The Method: Cleanse is a good, albeit pricier, water-soluble facial wash ideal for those with combination to oily skin types. If you have dry skin, you may find this mild, gel-like formula unsuitable in contrast to lotion or cream-based formulas. This low-foaming cleanser contains a mix of gentle cleansing agents, skin-softening ingredients and it removes most types of makeup.
The only reason this didn't earn a BEST is the inclusion of fragrance in the form of lavender oil. Those with sensitive skin may want to avoid this as a result—however most may find there is too low of an amount to be of concern given this is a rinse-away product (but do use extra caution when applying this around your eyes).
Nonetheless, there are many fragrance-free options available (at lower cost) in our list of Best Cleansers (including Cleansing Cloths) section, where you may sort by skin type.
One more comment: the salicylic acid (also known as BHA) in this cleanser cannot exfoliate skin due to the low amount used, the product's pH, and the fact that when added to a cleanser, salicylic acid is rinsed from skin before it has much chance to work.
- Mild cleansing agents.
- Light, low-foam formula is a good choice for oily to combination & blemish-prone ski.
- Includes ingredients to help soften skin without leaving a residue behind.
- Expensive—there are as good (or better) options for much less.
- Contains a small amount of lavender oil, which may be a problem for some.
This gentle, lightly-foaming cleanser is enriched with a rice amino acid complex, moisture-rich hydrators and skin soothing agents. It gently removes daily impurities and prepares skin to receive further treatments.
Water (Aqua), Sodium Laureth Sulfate, Cocamidopropyl Betaine, PPG-2 Hydroxyethyl Cocamide, Glycerin, Glycol Distearate, Aloe Barbadensis Leaf Juice, Yeast Amino Acids, Lavandula Angustifolia (Lavender) Oil, Hydrolyzed Rice Protein, Trehalose, Sodium PCA, Salicylic Acid, Inositol, Taurine, Urea, Betaine, Panthenol, Polyquaternium-4, Disodium EDTA, Citric Acid, Pentylene Glycol, Caprylyl Glycol, Phenoxyethanol, Chlorphenesin, Methylisothiazolinone, Methylchoroisothiazolinone, Potassium Sorbate, Fragrance (Parfum), Linalool.

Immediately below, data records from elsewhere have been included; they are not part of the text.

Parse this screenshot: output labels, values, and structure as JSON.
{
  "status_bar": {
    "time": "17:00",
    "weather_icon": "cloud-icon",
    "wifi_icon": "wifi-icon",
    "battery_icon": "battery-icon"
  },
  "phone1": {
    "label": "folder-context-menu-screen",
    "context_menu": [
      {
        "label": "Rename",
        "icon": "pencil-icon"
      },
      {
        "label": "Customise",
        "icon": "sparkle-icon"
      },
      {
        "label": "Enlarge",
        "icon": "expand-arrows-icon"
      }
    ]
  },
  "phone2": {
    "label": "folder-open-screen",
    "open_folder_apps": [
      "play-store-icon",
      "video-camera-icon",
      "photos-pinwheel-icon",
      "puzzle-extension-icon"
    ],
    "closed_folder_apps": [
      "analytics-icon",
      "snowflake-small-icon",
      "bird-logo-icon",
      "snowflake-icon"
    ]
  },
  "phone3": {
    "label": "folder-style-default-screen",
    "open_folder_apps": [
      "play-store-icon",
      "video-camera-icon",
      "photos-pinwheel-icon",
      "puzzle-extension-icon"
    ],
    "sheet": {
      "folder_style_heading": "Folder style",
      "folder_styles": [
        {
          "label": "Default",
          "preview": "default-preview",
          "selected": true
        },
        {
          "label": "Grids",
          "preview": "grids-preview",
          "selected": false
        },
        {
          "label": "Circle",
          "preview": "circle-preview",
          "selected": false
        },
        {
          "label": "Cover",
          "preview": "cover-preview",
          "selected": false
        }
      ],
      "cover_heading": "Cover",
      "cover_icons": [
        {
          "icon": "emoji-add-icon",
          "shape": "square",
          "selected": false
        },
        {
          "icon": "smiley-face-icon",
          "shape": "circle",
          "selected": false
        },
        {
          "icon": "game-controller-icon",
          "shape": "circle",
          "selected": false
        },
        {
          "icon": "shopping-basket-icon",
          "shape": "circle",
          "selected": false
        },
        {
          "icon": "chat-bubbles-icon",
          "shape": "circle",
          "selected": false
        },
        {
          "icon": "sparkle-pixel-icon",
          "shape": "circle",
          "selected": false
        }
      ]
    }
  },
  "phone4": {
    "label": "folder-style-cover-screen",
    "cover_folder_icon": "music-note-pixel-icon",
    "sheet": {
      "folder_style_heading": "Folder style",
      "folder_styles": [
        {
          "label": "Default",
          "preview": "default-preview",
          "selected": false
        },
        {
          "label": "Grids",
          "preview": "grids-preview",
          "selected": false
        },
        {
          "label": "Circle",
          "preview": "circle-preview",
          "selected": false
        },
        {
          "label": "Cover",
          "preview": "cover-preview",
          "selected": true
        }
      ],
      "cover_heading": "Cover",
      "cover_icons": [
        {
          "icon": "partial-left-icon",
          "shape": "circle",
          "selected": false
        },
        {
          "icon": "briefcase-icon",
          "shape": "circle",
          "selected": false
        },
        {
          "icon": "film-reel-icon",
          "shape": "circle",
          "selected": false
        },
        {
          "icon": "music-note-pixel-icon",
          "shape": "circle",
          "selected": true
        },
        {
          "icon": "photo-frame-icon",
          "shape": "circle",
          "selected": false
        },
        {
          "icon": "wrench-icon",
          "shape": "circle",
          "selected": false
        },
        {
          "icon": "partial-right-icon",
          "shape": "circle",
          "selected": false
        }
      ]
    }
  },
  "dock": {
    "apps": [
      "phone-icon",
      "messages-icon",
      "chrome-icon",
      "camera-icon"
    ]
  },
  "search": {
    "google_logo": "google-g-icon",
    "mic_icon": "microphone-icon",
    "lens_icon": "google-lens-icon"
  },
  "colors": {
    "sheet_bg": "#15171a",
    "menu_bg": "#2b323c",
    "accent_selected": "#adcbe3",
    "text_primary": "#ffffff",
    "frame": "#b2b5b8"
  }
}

Dr. Harold Lancer is a Beverly Hills dermatologist with celebrity clientele, two credentials that pique the interest of many women interested in skin care. His specialty is cosmetic rejuvenation and, like many dermatologists before him, Lancer has his own line of products: Lancer Dermatology Skincare.
Lancer's skin-care line is built around four steps: polish, cleanse, nourish, and protect. According to Lancer, these steps work for every skin type or aging concern. The polish (i.e. scrub) step involves applying a fairly abrasive, alkaline scrub before cleansing. Lancer's idea is that the polish loosens soil and cellular debris, which the cleanser you apply next will easily wash away.
After you cleanse, you're supposed to nourish skin with an anti-aging moisturizer. During the day, you're advised to protect your skin with sunscreen and, occasionally, if needed, you can apply a treatment product (such as a vitamin C cream).
Although Lancer's method is being hailed as unique or somehow different, it's ultimately nothing new to the skin-care industry: Exfoliation is necessary for younger-looking skin (but scrubs aren’t the best way to get this benefit), sun protection is vital, and a moisturizer loaded with skin-repairing ingredients helps replace what young skin produces naturally before it becomes damaged.
The polish (scrub) before the cleansing step is a new twist, but it's actually a problem if you're wearing makeup. Scrubbing skin before you remove your makeup will grind the makeup deeper into your pores, making it harder for the cleanser to remove. If anything, you should cleanse first, polish second.
Although Lancer's method is being hailed as unique or somehow different, it's about as interesting as white bread. If anything, it's a mix of dated and modern concepts built on information that researchers have known about for years: Exfoliation is necessary for younger-looking skin (but scrubbing isn't the best way to get this benefit), sun protection is vital, and a moisturizer loaded with skin-repairing ingredients helps replace what young skin produces naturally before it becomes damaged.
Unfortunately, Lancer’s scrubs are all alkaline (high pH) and contain overly abrasive scrub ingredients and fragrance extracts that skin doesn’t need. The nighttime moisturizers are all packaged in jars (exposing their beneficial ingredients to air), and the one sunscreen in the line is alcohol based (which isn’t a good thing for skin, as we’ll discuss in the product review).
There are some highlights in the line, such as good options for a 10% vitamin C treatment and AHA exfoliant, but ultimately you don’t need to spend this much to have healthy, younger-looking skin. In fact, because many of Lancer's products contain one or more problematic ingredients, you may end up thinking, “why bother?”
For more information about Lancer Dermatology Skincare, call (310) 278-8444 or visit http://www.lancerskincare.com/.